TajLV’s review published on Letterboxd :
"Musicians play their instruments. I play the orchestra." ~ Steve Jobs
Although this biopic is based upon Walter Isaacson's authorized biography of the late, great Apple Computer entrepreneur, screenwriter Aaron Sorkin and director Danny Boyle managed to distill the essence of the man as a cinematic three-act play. It covers 14 years from the launch of the Macintosh in 1984 to the introduction of the iMac in 1998, with emphasis on Jobs' complex emotional and intellectual make-up and the handful of important personal relationships in his life.
I was initially a bit surprised at how little actor Michael Fassbender resembled Jobs, but by the end of the film I was convinced he had embodied the man much better than Ashton Kutcher did in "Jobs" (2013). This performance gives us all the humanity that went missing in that earlier docudrama, so although this is not as extensive as a biography, it is much more intensive as a character study, and I liked that.
I also thought Seth Rogen turned in his best performance ever as Steve Wozniak. Jeff Daniels offers a fine portrayal as former Pepsico executive John Sculley, and Michael Stuhlbarg is a sturdy version of nerdy programmer Andy Hertzfeld, while Kate Winslet manages to look homely and act superbly as Jobs' righthand "man" of marketing Joanna Hoffman.
Where this story goes that no other treatment of the subject has dared is Jobs' tempestuous relationship with his former lover Chrisann Brennan (Katherine Waterston) and her daughter Lisa. Indeed, it is how he relates to Lisa at three different stages of their lives that defines the narrative structure of this film. When Lisa Brennan is five years old (Makenzie Moss) and the original Mac is poised to fail, he denies his paternity. When she's nine (Ripley Sobo) and he's competing against Apple with NeXT, money is the only bond between father and daughter. And the reconciliation of parent-child when she's 19 (Perla Haney-Jardine) coincides with his reinstatement as Apple CEO.
Boyle was so clever in his construction of this film, he actually shot the three sections using different equipment -- 16mm, 35mm and digital -- to show the progress of technology. He also uses a walk-and-talk style of filming behind the scenes at the three venues, which gave this something of a "Birdman" (2014) feel. Very clever indeed.

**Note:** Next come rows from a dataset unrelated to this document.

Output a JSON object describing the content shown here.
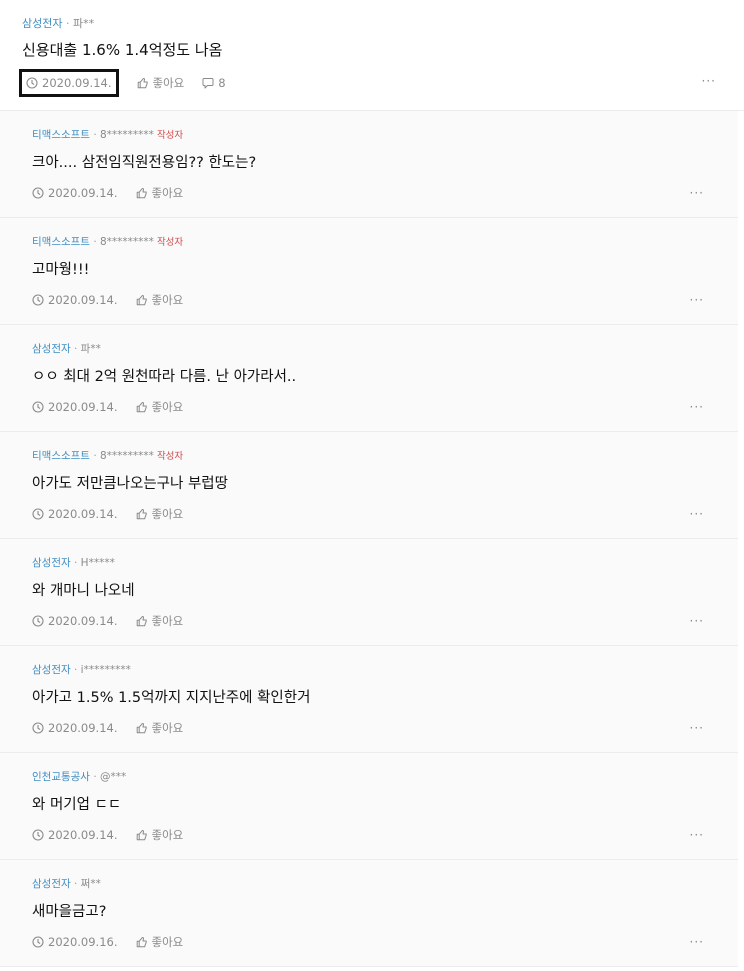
{
  "post": {
    "company": "삼성전자",
    "separator": "·",
    "user": "파**",
    "text": "신용대출 1.6% 1.4억정도 나옴",
    "date": "2020.09.14.",
    "like_label": "좋아요",
    "comment_count": "8",
    "more": "···"
  },
  "replies": [
    {
      "company": "티맥스소프트",
      "user": "8*********",
      "badge": "작성자",
      "text": "크아.... 삼전임직원전용임?? 한도는?",
      "date": "2020.09.14.",
      "like_label": "좋아요",
      "more": "···"
    },
    {
      "company": "티맥스소프트",
      "user": "8*********",
      "badge": "작성자",
      "text": "고마웡!!!",
      "date": "2020.09.14.",
      "like_label": "좋아요",
      "more": "···"
    },
    {
      "company": "삼성전자",
      "user": "파**",
      "badge": "",
      "text": "ㅇㅇ 최대 2억 원천따라 다름. 난 아가라서..",
      "date": "2020.09.14.",
      "like_label": "좋아요",
      "more": "···"
    },
    {
      "company": "티맥스소프트",
      "user": "8*********",
      "badge": "작성자",
      "text": "아가도 저만큼나오는구나 부럽땅",
      "date": "2020.09.14.",
      "like_label": "좋아요",
      "more": "···"
    },
    {
      "company": "삼성전자",
      "user": "H*****",
      "badge": "",
      "text": "와 개마니 나오네",
      "date": "2020.09.14.",
      "like_label": "좋아요",
      "more": "···"
    },
    {
      "company": "삼성전자",
      "user": "i*********",
      "badge": "",
      "text": "아가고 1.5% 1.5억까지 지지난주에 확인한거",
      "date": "2020.09.14.",
      "like_label": "좋아요",
      "more": "···"
    },
    {
      "company": "인천교통공사",
      "user": "@***",
      "badge": "",
      "text": "와 머기업 ㄷㄷ",
      "date": "2020.09.14.",
      "like_label": "좋아요",
      "more": "···"
    },
    {
      "company": "삼성전자",
      "user": "쩌**",
      "badge": "",
      "text": "새마을금고?",
      "date": "2020.09.16.",
      "like_label": "좋아요",
      "more": "···"
    }
  ],
  "colors": {
    "company": "#3f8ec2",
    "badge": "#d04a4a",
    "meta": "#8a8a8a",
    "reply_bg": "#fafafa"
  },
  "icons": {
    "date": "clock-icon",
    "like": "thumbs-up-icon",
    "comment": "comment-icon"
  }
}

Both Fassbender and Winslet received Oscar nominations for their roles here. Winslet won a Golden Globe and a BAFTA for Best Supporting Actress, while Sorkin took home a Golden Globe for Best Screenplay. This is the kind of film that almost demands a second viewing. The dialog is dense with references to computer history and corporate relationships, so I think I'll need to do some serious research prior to a rewatch.